Together for Hope


Together for Hope Black Belt is a network of individuals and organizations in rural counties of persistent poverty in the Black Belt Region that have committed to work within their communities on four priorities of hope, education, health and nutrition, housing and environment and social enterprise. The Black Belt Region of Together for Hope consists of rural persistent poverty counties in Alabama, Georgia, Florida, South Carolina, North Carolina, and Virginia. There are 82 counties of persistent rural poverty within these states. Forty-two of those counties are in Georgia. The Black Belt is the second largest region of persistent rural poverty in the United States. Together for Hope Black Belt adheres to the Asset-Based Community Development model in order to identify and uplift the strengths that already reside in a community. We deeply believe that when communities come together to identify and build upon their strengths that relate to the four priorities of hope, doors are opened to stronger community relationships and shared priorities pave a common path toward the alleviation of endemic poverty.

What is the Back Belt?

The Black Belt used to be known as the Cotton Belt because its economy was initially based on cotton plantations, but it was later renamed the Black Belt after the rich fertile soil that runs throughout the region. The Black Belt region has historically ranked toward the bottom of American regions in terms of quality of life indicators such as high poverty rates, low to median incomes, high mortality rates and unemployment rates, and low educational levels. Transportation routes have historically been inadequate in this region as well.
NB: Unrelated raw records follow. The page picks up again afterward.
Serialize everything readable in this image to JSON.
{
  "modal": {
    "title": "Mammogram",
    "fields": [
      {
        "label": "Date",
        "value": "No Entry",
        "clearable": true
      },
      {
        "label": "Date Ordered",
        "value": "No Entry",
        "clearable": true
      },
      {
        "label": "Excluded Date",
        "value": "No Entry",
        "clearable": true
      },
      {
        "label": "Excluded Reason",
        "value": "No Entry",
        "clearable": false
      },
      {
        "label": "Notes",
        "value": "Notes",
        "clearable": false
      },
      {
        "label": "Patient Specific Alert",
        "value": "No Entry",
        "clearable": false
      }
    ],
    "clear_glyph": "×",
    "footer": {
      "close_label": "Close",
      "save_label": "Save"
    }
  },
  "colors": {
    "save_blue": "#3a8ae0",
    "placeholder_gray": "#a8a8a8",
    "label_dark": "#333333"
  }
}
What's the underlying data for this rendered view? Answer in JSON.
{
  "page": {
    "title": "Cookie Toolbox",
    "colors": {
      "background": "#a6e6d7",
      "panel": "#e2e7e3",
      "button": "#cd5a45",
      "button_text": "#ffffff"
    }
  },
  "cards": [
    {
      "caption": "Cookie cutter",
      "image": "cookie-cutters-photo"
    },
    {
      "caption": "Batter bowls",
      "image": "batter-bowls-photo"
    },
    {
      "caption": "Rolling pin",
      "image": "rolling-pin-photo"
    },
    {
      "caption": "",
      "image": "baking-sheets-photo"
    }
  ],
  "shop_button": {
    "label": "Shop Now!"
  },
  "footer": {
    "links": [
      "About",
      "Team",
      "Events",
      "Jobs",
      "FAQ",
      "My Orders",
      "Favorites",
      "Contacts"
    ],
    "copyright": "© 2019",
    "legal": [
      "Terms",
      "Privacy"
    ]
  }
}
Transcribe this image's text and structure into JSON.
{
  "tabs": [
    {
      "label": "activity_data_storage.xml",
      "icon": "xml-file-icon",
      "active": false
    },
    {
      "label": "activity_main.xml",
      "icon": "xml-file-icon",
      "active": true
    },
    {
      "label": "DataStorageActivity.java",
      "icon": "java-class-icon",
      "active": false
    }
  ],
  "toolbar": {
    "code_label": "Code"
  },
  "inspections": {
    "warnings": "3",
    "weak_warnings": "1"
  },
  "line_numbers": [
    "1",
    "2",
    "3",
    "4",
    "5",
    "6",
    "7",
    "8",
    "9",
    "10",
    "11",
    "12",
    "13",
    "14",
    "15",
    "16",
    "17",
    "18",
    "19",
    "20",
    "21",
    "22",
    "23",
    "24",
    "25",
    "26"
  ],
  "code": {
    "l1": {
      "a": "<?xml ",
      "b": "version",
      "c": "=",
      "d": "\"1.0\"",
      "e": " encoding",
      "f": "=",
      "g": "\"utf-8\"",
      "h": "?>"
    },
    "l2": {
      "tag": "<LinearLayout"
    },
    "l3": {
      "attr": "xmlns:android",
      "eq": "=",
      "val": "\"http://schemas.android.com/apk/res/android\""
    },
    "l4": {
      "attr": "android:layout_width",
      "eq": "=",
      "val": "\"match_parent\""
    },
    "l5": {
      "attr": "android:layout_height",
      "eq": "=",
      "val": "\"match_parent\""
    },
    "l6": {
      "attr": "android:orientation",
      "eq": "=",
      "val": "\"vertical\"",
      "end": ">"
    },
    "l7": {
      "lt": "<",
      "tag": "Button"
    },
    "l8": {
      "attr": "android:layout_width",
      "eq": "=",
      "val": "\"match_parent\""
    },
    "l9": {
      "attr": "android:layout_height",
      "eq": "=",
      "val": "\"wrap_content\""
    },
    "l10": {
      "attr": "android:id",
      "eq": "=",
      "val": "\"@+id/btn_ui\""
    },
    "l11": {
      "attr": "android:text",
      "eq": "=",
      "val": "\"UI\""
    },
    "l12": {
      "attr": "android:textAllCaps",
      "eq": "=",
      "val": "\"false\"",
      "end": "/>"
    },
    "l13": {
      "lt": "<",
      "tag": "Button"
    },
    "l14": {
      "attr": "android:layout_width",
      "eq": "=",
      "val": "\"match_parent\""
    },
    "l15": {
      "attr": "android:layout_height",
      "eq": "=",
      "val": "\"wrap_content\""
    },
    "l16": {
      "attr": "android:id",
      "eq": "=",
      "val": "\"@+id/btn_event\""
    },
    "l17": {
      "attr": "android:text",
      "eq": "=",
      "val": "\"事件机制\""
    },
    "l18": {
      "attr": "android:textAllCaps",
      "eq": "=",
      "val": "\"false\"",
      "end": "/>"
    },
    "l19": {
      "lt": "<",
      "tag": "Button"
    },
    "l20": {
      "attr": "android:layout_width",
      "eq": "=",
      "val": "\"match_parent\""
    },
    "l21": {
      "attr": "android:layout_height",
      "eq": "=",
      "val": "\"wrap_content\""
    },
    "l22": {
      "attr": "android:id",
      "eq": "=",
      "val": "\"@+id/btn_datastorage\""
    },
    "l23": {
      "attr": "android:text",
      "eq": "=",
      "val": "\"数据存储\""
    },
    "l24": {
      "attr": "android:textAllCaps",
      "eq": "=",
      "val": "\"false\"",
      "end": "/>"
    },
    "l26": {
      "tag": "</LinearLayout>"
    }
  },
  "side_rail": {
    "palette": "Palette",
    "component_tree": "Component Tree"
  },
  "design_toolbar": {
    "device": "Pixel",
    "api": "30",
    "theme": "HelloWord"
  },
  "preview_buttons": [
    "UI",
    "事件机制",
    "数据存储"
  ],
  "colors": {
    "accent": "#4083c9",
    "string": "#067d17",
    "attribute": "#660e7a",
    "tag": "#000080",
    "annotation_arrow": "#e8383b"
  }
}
The population of the Black Belt is largely African American and carries a rich culture that has made many notable contributions to the arts and sciences.